(Dataset items)
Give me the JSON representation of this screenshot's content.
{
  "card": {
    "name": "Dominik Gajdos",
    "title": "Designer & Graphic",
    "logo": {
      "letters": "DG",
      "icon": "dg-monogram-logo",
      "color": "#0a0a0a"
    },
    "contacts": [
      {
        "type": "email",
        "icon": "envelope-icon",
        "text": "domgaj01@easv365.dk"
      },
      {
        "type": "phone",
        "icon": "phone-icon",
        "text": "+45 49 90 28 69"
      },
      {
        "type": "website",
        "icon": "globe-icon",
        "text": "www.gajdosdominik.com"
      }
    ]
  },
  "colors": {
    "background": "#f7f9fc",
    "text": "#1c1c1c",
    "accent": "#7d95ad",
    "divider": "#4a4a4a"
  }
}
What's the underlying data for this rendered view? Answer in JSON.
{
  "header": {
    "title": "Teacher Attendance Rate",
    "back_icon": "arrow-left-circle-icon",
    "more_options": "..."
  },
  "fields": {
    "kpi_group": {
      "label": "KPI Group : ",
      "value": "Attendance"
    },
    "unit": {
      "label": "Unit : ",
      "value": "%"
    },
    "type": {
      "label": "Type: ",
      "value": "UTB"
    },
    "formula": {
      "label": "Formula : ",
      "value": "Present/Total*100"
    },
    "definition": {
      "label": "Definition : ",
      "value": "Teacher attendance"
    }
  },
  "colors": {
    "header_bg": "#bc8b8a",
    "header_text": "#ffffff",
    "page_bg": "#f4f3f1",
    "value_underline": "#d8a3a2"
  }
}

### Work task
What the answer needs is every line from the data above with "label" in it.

### Solution below
      "label": "KPI Group : ",
      "label": "Unit : ",
      "label": "Type: ",
      "label": "Formula : ",
      "label": "Definition : ",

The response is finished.